[Work item]: For every entry, reproduce the wording exactly and omit any image it holds.
==== Entries provided
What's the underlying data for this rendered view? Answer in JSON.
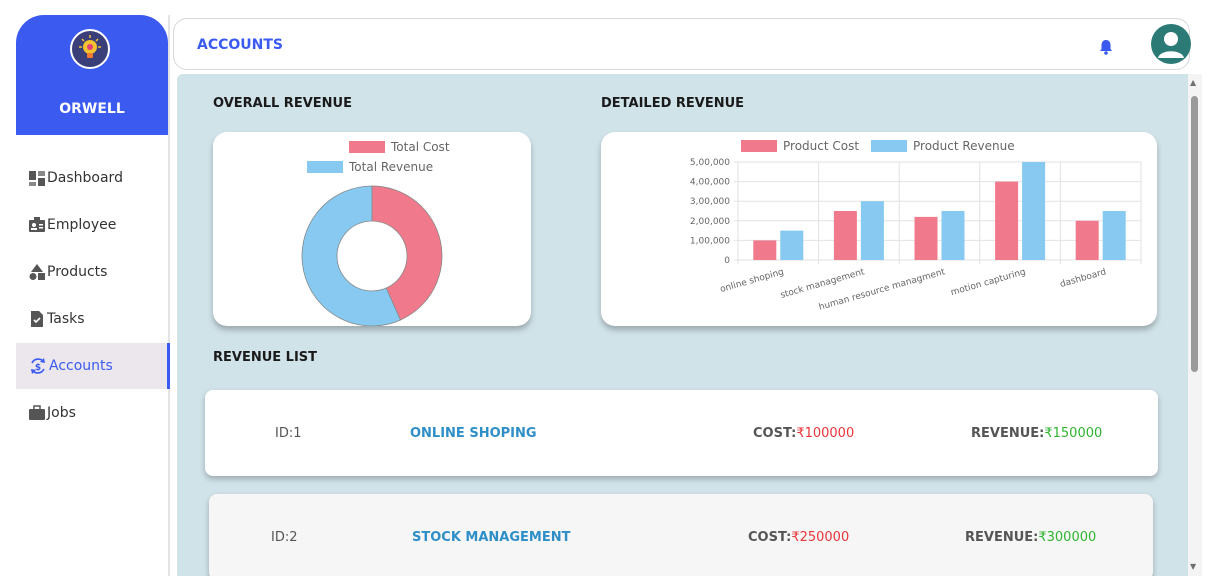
{
  "brand": {
    "name": "ORWELL"
  },
  "nav": [
    {
      "label": "Dashboard",
      "icon": "dashboard-icon",
      "active": false
    },
    {
      "label": "Employee",
      "icon": "employee-icon",
      "active": false
    },
    {
      "label": "Products",
      "icon": "products-icon",
      "active": false
    },
    {
      "label": "Tasks",
      "icon": "tasks-icon",
      "active": false
    },
    {
      "label": "Accounts",
      "icon": "accounts-icon",
      "active": true
    },
    {
      "label": "Jobs",
      "icon": "briefcase-icon",
      "active": false
    }
  ],
  "header": {
    "title": "ACCOUNTS"
  },
  "sections": {
    "overall": "OVERALL REVENUE",
    "detailed": "DETAILED REVENUE",
    "list": "REVENUE LIST"
  },
  "colors": {
    "accent": "#3b5af0",
    "cost": "#f07a8c",
    "revenue": "#87c9f0",
    "cost_text": "#e8363a",
    "revenue_text": "#2fb52f",
    "content_bg": "#d0e3e9"
  },
  "chart_data": [
    {
      "type": "pie",
      "legend": [
        "Total Cost",
        "Total Revenue"
      ],
      "values": [
        1300000,
        1700000
      ],
      "legend_position": "top"
    },
    {
      "type": "bar",
      "categories": [
        "online shoping",
        "stock management",
        "human resource managment",
        "motion capturing",
        "dashboard"
      ],
      "series": [
        {
          "name": "Product Cost",
          "values": [
            100000,
            250000,
            220000,
            400000,
            200000
          ]
        },
        {
          "name": "Product Revenue",
          "values": [
            150000,
            300000,
            250000,
            500000,
            250000
          ]
        }
      ],
      "yticks": [
        "0",
        "1,00,000",
        "2,00,000",
        "3,00,000",
        "4,00,000",
        "5,00,000"
      ],
      "ylim": [
        0,
        500000
      ],
      "grid": true,
      "legend_position": "top"
    }
  ],
  "revenue_list": [
    {
      "id": "ID:1",
      "name": "ONLINE SHOPING",
      "cost_label": "COST:",
      "cost": "₹100000",
      "revenue_label": "REVENUE:",
      "revenue": "₹150000"
    },
    {
      "id": "ID:2",
      "name": "STOCK MANAGEMENT",
      "cost_label": "COST:",
      "cost": "₹250000",
      "revenue_label": "REVENUE:",
      "revenue": "₹300000"
    }
  ]
}
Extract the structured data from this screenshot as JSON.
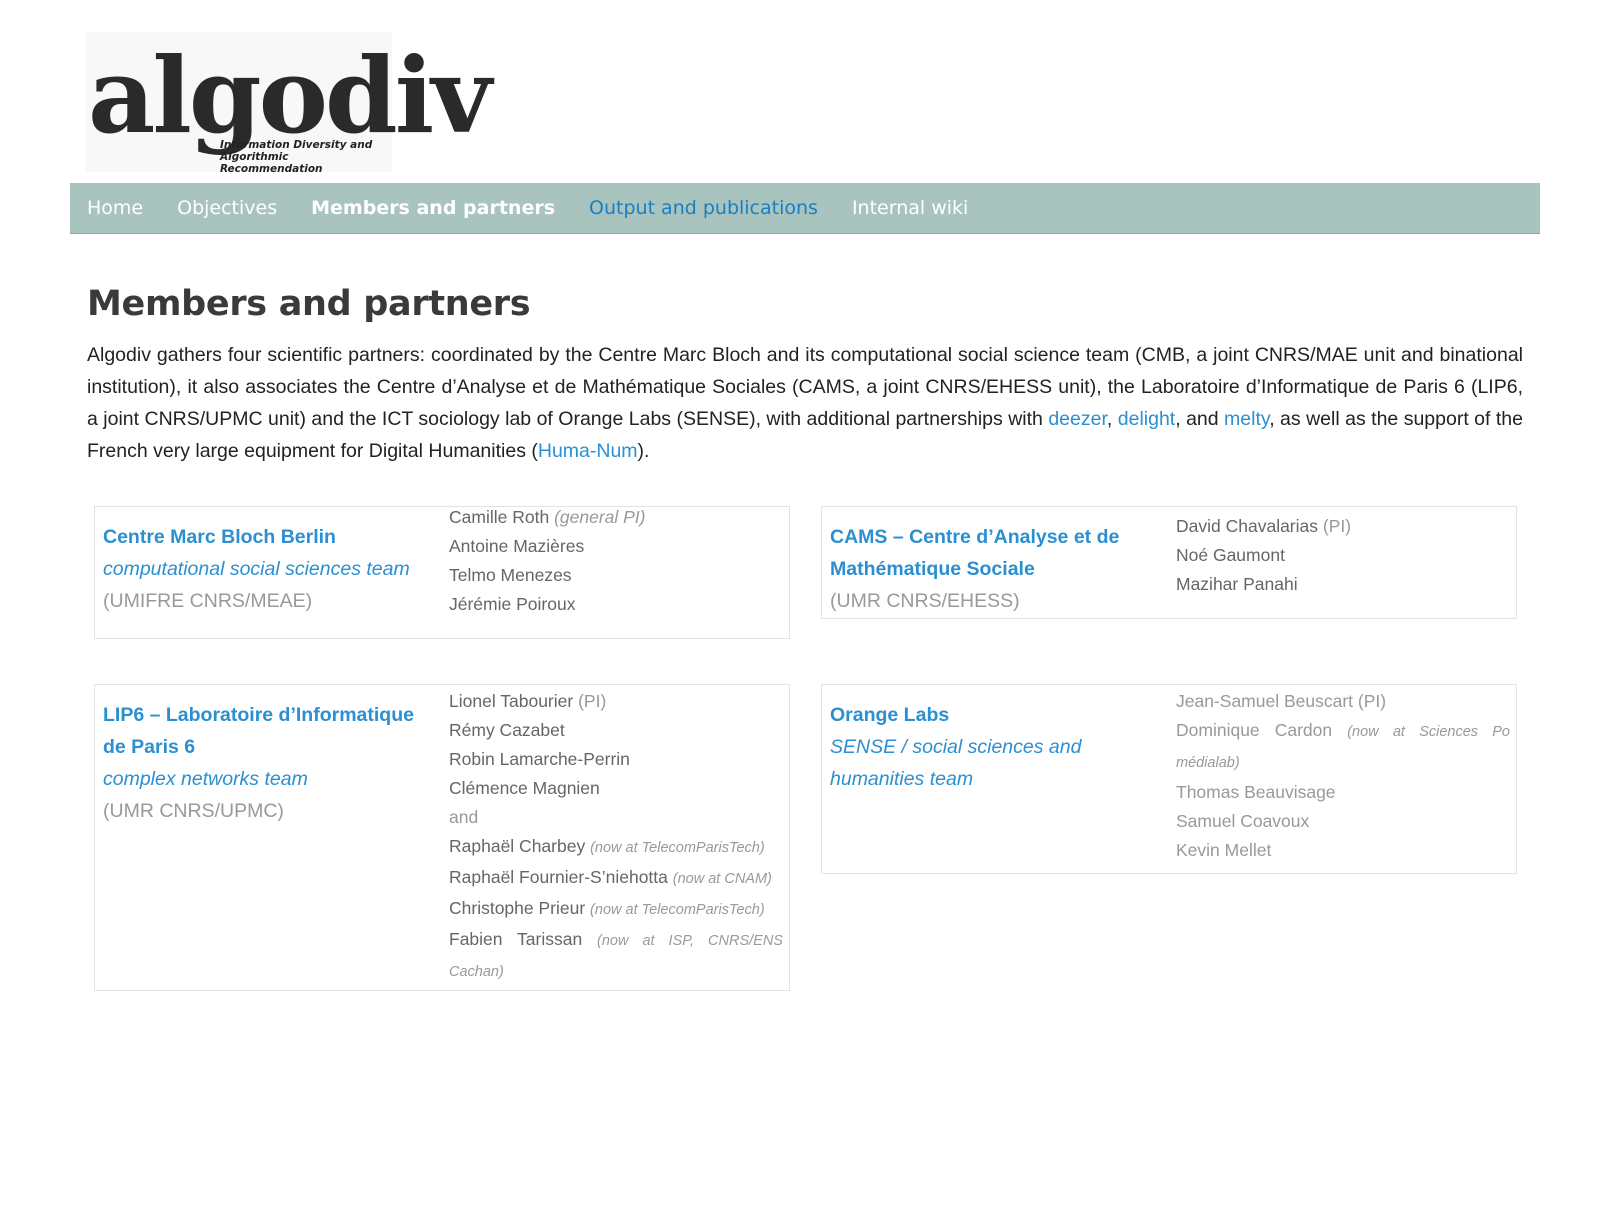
{
  "logo": {
    "wordmark": "algodiv",
    "tagline_1": "Information Diversity and",
    "tagline_2": "Algorithmic Recommendation"
  },
  "nav": {
    "home": "Home",
    "objectives": "Objectives",
    "members": "Members and partners",
    "output": "Output and publications",
    "wiki": "Internal wiki"
  },
  "page_title": "Members and partners",
  "intro": {
    "text_1": "Algodiv gathers four scientific partners: coordinated by the Centre Marc Bloch and its computational social science team (CMB, a joint CNRS/MAE unit and binational institution), it also associates the Centre d’Analyse et de Mathématique Sociales (CAMS, a joint CNRS/EHESS unit), the Laboratoire d’Informatique de Paris 6 (LIP6, a joint CNRS/UPMC unit) and the ICT sociology lab of Orange Labs (SENSE), with additional partnerships with ",
    "link_deezer": "deezer",
    "sep_1": ", ",
    "link_delight": "delight",
    "sep_2": ", and ",
    "link_melty": "melty",
    "text_2": ", as well as the support of the French very large equipment for Digital Humanities (",
    "link_humanum": "Huma-Num",
    "text_3": ")."
  },
  "partners": {
    "cmb": {
      "name": "Centre Marc Bloch Berlin",
      "team": "computational social sciences team",
      "unit": "(UMIFRE CNRS/MEAE)",
      "m1": "Camille Roth",
      "m1_role": "(general PI)",
      "m2": "Antoine Mazières",
      "m3": "Telmo Menezes",
      "m4": "Jérémie Poiroux"
    },
    "cams": {
      "name": "CAMS – Centre d’Analyse et de Mathématique Sociale",
      "unit": "(UMR CNRS/EHESS)",
      "m1": "David Chavalarias",
      "m1_role": "(PI)",
      "m2": "Noé Gaumont",
      "m3": "Mazihar Panahi"
    },
    "lip6": {
      "name": "LIP6 – Laboratoire d’Informatique de Paris 6",
      "team": "complex networks team",
      "unit": "(UMR CNRS/UPMC)",
      "m1": "Lionel Tabourier",
      "m1_role": "(PI)",
      "m2": "Rémy Cazabet",
      "m3": "Robin Lamarche-Perrin",
      "m4": "Clémence Magnien",
      "and": "and",
      "m5": "Raphaël Charbey",
      "m5_note": "(now at TelecomParisTech)",
      "m6": "Raphaël Fournier-S’niehotta",
      "m6_note": "(now at CNAM)",
      "m7": "Christophe Prieur",
      "m7_note": "(now at TelecomParisTech)",
      "m8": "Fabien Tarissan",
      "m8_note": "(now at ISP, CNRS/ENS Cachan)"
    },
    "orange": {
      "name": "Orange Labs",
      "team": "SENSE / social sciences and humanities team",
      "m1": "Jean-Samuel Beuscart",
      "m1_role": "(PI)",
      "m2": "Dominique Cardon",
      "m2_note": "(now at Sciences Po médialab)",
      "m3": "Thomas Beauvisage",
      "m4": "Samuel Coavoux",
      "m5": "Kevin Mellet"
    }
  }
}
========
[Expected answer]:
What's the underlying data for this rendered view? Answer in JSON.
{
  "brand": {
    "name": "ORWELL"
  },
  "nav": [
    {
      "label": "Dashboard",
      "icon": "dashboard-icon",
      "active": false
    },
    {
      "label": "Employee",
      "icon": "employee-icon",
      "active": false
    },
    {
      "label": "Products",
      "icon": "products-icon",
      "active": false
    },
    {
      "label": "Tasks",
      "icon": "tasks-icon",
      "active": false
    },
    {
      "label": "Accounts",
      "icon": "accounts-icon",
      "active": true
    },
    {
      "label": "Jobs",
      "icon": "briefcase-icon",
      "active": false
    }
  ],
  "header": {
    "title": "ACCOUNTS"
  },
  "sections": {
    "overall": "OVERALL REVENUE",
    "detailed": "DETAILED REVENUE",
    "list": "REVENUE LIST"
  },
  "colors": {
    "accent": "#3b5af0",
    "cost": "#f07a8c",
    "revenue": "#87c9f0",
    "cost_text": "#e8363a",
    "revenue_text": "#2fb52f",
    "content_bg": "#d0e3e9"
  },
  "chart_data": [
    {
      "type": "pie",
      "legend": [
        "Total Cost",
        "Total Revenue"
      ],
      "values": [
        1300000,
        1700000
      ],
      "legend_position": "top"
    },
    {
      "type": "bar",
      "categories": [
        "online shoping",
        "stock management",
        "human resource managment",
        "motion capturing",
        "dashboard"
      ],
      "series": [
        {
          "name": "Product Cost",
          "values": [
            100000,
            250000,
            220000,
            400000,
            200000
          ]
        },
        {
          "name": "Product Revenue",
          "values": [
            150000,
            300000,
            250000,
            500000,
            250000
          ]
        }
      ],
      "yticks": [
        "0",
        "1,00,000",
        "2,00,000",
        "3,00,000",
        "4,00,000",
        "5,00,000"
      ],
      "ylim": [
        0,
        500000
      ],
      "grid": true,
      "legend_position": "top"
    }
  ],
  "revenue_list": [
    {
      "id": "ID:1",
      "name": "ONLINE SHOPING",
      "cost_label": "COST:",
      "cost": "₹100000",
      "revenue_label": "REVENUE:",
      "revenue": "₹150000"
    },
    {
      "id": "ID:2",
      "name": "STOCK MANAGEMENT",
      "cost_label": "COST:",
      "cost": "₹250000",
      "revenue_label": "REVENUE:",
      "revenue": "₹300000"
    }
  ]
}
Extract the structured data from this screenshot as JSON.
{
  "logo": {
    "wordmark": "algodiv",
    "tagline_1": "Information Diversity and",
    "tagline_2": "Algorithmic Recommendation"
  },
  "nav": {
    "home": "Home",
    "objectives": "Objectives",
    "members": "Members and partners",
    "output": "Output and publications",
    "wiki": "Internal wiki"
  },
  "page_title": "Members and partners",
  "intro": {
    "text_1": "Algodiv gathers four scientific partners: coordinated by the Centre Marc Bloch and its computational social science team (CMB, a joint CNRS/MAE unit and binational institution), it also associates the Centre d’Analyse et de Mathématique Sociales (CAMS, a joint CNRS/EHESS unit), the Laboratoire d’Informatique de Paris 6 (LIP6, a joint CNRS/UPMC unit) and the ICT sociology lab of Orange Labs (SENSE), with additional partnerships with ",
    "link_deezer": "deezer",
    "sep_1": ", ",
    "link_delight": "delight",
    "sep_2": ", and ",
    "link_melty": "melty",
    "text_2": ", as well as the support of the French very large equipment for Digital Humanities (",
    "link_humanum": "Huma-Num",
    "text_3": ")."
  },
  "partners": {
    "cmb": {
      "name": "Centre Marc Bloch Berlin",
      "team": "computational social sciences team",
      "unit": "(UMIFRE CNRS/MEAE)",
      "m1": "Camille Roth",
      "m1_role": "(general PI)",
      "m2": "Antoine Mazières",
      "m3": "Telmo Menezes",
      "m4": "Jérémie Poiroux"
    },
    "cams": {
      "name": "CAMS – Centre d’Analyse et de Mathématique Sociale",
      "unit": "(UMR CNRS/EHESS)",
      "m1": "David Chavalarias",
      "m1_role": "(PI)",
      "m2": "Noé Gaumont",
      "m3": "Mazihar Panahi"
    },
    "lip6": {
      "name": "LIP6 – Laboratoire d’Informatique de Paris 6",
      "team": "complex networks team",
      "unit": "(UMR CNRS/UPMC)",
      "m1": "Lionel Tabourier",
      "m1_role": "(PI)",
      "m2": "Rémy Cazabet",
      "m3": "Robin Lamarche-Perrin",
      "m4": "Clémence Magnien",
      "and": "and",
      "m5": "Raphaël Charbey",
      "m5_note": "(now at TelecomParisTech)",
      "m6": "Raphaël Fournier-S’niehotta",
      "m6_note": "(now at CNAM)",
      "m7": "Christophe Prieur",
      "m7_note": "(now at TelecomParisTech)",
      "m8": "Fabien Tarissan",
      "m8_note": "(now at ISP, CNRS/ENS Cachan)"
    },
    "orange": {
      "name": "Orange Labs",
      "team": "SENSE / social sciences and humanities team",
      "m1": "Jean-Samuel Beuscart",
      "m1_role": "(PI)",
      "m2": "Dominique Cardon",
      "m2_note": "(now at Sciences Po médialab)",
      "m3": "Thomas Beauvisage",
      "m4": "Samuel Coavoux",
      "m5": "Kevin Mellet"
    }
  }
}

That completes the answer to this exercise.